Social Skills: Shake Hands with Proper Eye Contact
Shaking hands is a skill that comes into play more with adults than children, but it is a good skill to practice early as it WILL come up! This week, your child can earn a challenge point for each good hand shake that he has with someone else. Tell your child up front that a good hand shake includes a firm (but not too firm) grip, a smile, and eye contact. You can also have your child say “good game” or “nice to meet you,” as well. Those are the phrases that typically accompany a handshake.
Practice several times with your child and give feedback on his grip, eye contact, smile, and words. Once he has a good understanding of it, have him practice with many different people this week. Give him points for every good one he does. Encourage familiar handshake participants to give feedback on those key elements.
Why This Helps: Shaking hands will come up, even if it’s shaking hands to say “good game” after a video gaming tournament! Our children need to understand this social convention and not be afraid of it. Helping your child practice with you at home will make him feel more comfortable when he goes to his first job interview or is congratulating his opponent on the sports ball field.
Functional Communication: Practicing Expansions
This one is more of a challenge for you than your child! But it’s going to help your child immensely. This week, I want you to practice using expansions with your child. Here’s what you need to do:
When your child says something, repeat it back to your child but expand it by one word. Add one word to what she said. For example, if she points at a cookie and says “cookie”, then you can repeat back “want cookie”. This shows your child one single word that she can add on to what she already said to make it longer. It’s great for us to use big long sentences around our children to help expand their vocabulary, but when our children are experiencing language delays, they may not be able to take in all of those words.
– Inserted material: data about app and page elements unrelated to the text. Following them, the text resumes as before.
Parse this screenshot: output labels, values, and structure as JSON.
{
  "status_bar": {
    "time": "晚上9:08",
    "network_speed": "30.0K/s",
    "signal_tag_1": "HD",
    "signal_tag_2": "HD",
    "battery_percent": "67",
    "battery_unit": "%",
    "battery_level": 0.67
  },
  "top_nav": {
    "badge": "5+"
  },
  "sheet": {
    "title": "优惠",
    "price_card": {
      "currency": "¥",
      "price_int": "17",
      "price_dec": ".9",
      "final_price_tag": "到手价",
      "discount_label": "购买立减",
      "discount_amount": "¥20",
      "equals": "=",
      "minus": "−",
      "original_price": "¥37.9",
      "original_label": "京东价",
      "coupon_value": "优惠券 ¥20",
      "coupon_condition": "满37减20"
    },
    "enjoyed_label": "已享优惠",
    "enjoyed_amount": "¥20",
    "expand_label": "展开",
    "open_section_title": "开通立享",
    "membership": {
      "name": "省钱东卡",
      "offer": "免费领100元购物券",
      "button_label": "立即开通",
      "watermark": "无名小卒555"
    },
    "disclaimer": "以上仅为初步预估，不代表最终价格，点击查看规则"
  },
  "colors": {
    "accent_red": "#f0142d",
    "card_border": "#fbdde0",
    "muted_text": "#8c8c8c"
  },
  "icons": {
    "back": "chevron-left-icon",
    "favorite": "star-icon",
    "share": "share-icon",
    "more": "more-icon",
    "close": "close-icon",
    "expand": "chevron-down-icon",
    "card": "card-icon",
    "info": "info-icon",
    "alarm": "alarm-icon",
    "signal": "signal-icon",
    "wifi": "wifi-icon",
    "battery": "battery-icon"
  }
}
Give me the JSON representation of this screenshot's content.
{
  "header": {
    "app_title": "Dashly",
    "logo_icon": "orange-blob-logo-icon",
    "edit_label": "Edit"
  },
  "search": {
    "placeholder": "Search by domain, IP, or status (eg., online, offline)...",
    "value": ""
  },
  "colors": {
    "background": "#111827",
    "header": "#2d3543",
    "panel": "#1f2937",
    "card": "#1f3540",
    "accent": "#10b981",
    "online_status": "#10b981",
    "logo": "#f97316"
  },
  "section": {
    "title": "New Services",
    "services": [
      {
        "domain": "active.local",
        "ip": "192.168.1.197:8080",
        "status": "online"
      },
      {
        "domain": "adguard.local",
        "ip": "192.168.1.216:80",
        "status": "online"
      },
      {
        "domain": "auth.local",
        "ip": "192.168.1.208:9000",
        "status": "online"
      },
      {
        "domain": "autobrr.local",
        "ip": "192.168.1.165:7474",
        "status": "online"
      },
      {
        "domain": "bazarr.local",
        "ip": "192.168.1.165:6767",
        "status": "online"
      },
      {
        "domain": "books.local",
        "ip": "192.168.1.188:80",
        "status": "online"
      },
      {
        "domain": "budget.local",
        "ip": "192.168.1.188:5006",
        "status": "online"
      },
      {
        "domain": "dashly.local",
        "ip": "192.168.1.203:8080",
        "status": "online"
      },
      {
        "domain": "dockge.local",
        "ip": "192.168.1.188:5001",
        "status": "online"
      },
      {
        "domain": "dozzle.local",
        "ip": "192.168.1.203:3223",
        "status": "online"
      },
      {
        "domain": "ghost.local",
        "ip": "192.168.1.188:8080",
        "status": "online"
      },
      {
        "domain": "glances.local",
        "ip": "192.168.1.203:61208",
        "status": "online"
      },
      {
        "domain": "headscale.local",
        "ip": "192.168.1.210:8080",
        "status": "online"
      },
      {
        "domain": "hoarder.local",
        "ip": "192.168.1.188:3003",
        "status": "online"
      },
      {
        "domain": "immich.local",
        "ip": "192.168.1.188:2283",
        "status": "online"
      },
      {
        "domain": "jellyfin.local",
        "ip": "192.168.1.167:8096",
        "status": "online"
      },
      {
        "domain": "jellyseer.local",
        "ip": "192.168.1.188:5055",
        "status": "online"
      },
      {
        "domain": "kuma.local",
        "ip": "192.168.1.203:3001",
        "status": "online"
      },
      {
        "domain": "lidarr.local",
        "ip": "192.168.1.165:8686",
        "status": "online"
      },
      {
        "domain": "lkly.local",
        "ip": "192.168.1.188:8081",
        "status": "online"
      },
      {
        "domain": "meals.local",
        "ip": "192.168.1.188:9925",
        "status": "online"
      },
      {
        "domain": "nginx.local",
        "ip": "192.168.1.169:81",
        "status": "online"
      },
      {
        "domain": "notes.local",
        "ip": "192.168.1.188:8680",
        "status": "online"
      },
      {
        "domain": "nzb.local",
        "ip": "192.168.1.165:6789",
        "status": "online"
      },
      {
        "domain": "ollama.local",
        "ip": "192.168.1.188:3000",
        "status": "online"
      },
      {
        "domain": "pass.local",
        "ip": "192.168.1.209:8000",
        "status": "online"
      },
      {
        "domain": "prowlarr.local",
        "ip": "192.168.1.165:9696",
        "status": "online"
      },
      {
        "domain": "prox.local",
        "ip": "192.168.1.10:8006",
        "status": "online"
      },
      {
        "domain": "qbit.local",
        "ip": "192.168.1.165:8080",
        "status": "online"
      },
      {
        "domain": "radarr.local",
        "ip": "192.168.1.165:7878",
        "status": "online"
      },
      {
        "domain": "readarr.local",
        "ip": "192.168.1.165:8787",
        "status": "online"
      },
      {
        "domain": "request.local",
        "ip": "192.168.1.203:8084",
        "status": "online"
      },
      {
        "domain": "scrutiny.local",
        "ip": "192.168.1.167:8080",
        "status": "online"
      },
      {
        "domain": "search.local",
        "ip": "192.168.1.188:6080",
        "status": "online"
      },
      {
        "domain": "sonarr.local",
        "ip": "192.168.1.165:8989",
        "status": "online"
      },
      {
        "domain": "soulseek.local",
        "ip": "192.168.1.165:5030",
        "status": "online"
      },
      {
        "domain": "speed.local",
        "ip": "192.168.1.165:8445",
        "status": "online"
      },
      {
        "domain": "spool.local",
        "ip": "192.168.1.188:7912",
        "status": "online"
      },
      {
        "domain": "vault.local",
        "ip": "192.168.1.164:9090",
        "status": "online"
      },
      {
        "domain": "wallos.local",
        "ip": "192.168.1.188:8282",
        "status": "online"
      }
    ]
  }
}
Keeping it just slightly longer than what she just said herself will keep it manageable for her.
If your child isn’t speaking yet, you can still use expansions. Instead of adding a word to what she already said, you’ll provide a word to go along with a gesture she makes or something that she is communicating non-verbally. If your child starts crying or having a meltdown, you can use an expansion to say “mad” or “sad”. You can follow that up by using more words after, but then come back to the single word. For example, you could say “Mad…you’re feeling mad….mad”.
Why This Helps: Expansions give your child a model that she can hopefully begin to imitate. And if not, then at least she’s starting to understand what those words mean and how they build on the words that she already knows.
OK, you should have your challenge(s) by now. Here’s a recap of what you need to do:
- Print out the pictures for this week’s challenges and cut out the ones you need (see button below)
- Post the challenge picture on the wall and explain the challenge to your child
- Award points throughout the week whenever your child completes the challenge
- Encourage your child to practice and earn points as often as possible
- Sign up for our email list so you will be notified of next week’s challenge (make sure to enter yourself as “parent” so you get the right emails)